_Input records_.
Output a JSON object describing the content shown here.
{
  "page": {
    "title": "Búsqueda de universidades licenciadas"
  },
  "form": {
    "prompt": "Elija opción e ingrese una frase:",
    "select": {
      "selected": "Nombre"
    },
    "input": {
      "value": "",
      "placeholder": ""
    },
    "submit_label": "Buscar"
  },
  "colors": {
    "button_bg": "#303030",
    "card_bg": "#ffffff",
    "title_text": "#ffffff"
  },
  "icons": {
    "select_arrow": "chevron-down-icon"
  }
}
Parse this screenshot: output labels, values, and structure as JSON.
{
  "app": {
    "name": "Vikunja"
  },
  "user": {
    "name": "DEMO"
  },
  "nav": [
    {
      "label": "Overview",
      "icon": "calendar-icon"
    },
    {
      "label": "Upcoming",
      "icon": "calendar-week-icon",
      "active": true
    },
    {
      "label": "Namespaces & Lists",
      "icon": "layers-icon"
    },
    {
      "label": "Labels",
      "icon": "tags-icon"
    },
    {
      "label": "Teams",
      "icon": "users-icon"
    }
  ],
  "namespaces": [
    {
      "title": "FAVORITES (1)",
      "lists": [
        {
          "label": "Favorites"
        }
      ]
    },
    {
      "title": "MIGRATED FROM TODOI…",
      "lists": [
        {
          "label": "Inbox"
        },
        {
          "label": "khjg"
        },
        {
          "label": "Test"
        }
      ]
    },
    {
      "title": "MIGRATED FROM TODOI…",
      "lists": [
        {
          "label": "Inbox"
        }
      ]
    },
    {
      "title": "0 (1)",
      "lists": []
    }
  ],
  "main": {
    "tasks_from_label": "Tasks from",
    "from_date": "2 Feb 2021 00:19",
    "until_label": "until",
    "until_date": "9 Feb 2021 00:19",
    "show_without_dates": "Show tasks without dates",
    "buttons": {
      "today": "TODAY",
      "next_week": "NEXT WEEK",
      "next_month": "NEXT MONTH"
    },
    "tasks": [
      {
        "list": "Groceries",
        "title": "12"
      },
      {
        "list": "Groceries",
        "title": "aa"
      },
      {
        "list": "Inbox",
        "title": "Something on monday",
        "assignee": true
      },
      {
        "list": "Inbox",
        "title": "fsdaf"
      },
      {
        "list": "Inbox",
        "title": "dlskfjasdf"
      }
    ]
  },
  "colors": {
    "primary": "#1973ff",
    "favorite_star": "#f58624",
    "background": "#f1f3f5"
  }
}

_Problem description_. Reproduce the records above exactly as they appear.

_Result_.
Output a JSON object describing the content shown here.
{
  "page": {
    "title": "Búsqueda de universidades licenciadas"
  },
  "form": {
    "prompt": "Elija opción e ingrese una frase:",
    "select": {
      "selected": "Nombre"
    },
    "input": {
      "value": "",
      "placeholder": ""
    },
    "submit_label": "Buscar"
  },
  "colors": {
    "button_bg": "#303030",
    "card_bg": "#ffffff",
    "title_text": "#ffffff"
  },
  "icons": {
    "select_arrow": "chevron-down-icon"
  }
}
Parse this screenshot: output labels, values, and structure as JSON.
{
  "app": {
    "name": "Vikunja"
  },
  "user": {
    "name": "DEMO"
  },
  "nav": [
    {
      "label": "Overview",
      "icon": "calendar-icon"
    },
    {
      "label": "Upcoming",
      "icon": "calendar-week-icon",
      "active": true
    },
    {
      "label": "Namespaces & Lists",
      "icon": "layers-icon"
    },
    {
      "label": "Labels",
      "icon": "tags-icon"
    },
    {
      "label": "Teams",
      "icon": "users-icon"
    }
  ],
  "namespaces": [
    {
      "title": "FAVORITES (1)",
      "lists": [
        {
          "label": "Favorites"
        }
      ]
    },
    {
      "title": "MIGRATED FROM TODOI…",
      "lists": [
        {
          "label": "Inbox"
        },
        {
          "label": "khjg"
        },
        {
          "label": "Test"
        }
      ]
    },
    {
      "title": "MIGRATED FROM TODOI…",
      "lists": [
        {
          "label": "Inbox"
        }
      ]
    },
    {
      "title": "0 (1)",
      "lists": []
    }
  ],
  "main": {
    "tasks_from_label": "Tasks from",
    "from_date": "2 Feb 2021 00:19",
    "until_label": "until",
    "until_date": "9 Feb 2021 00:19",
    "show_without_dates": "Show tasks without dates",
    "buttons": {
      "today": "TODAY",
      "next_week": "NEXT WEEK",
      "next_month": "NEXT MONTH"
    },
    "tasks": [
      {
        "list": "Groceries",
        "title": "12"
      },
      {
        "list": "Groceries",
        "title": "aa"
      },
      {
        "list": "Inbox",
        "title": "Something on monday",
        "assignee": true
      },
      {
        "list": "Inbox",
        "title": "fsdaf"
      },
      {
        "list": "Inbox",
        "title": "dlskfjasdf"
      }
    ]
  },
  "colors": {
    "primary": "#1973ff",
    "favorite_star": "#f58624",
    "background": "#f1f3f5"
  }
}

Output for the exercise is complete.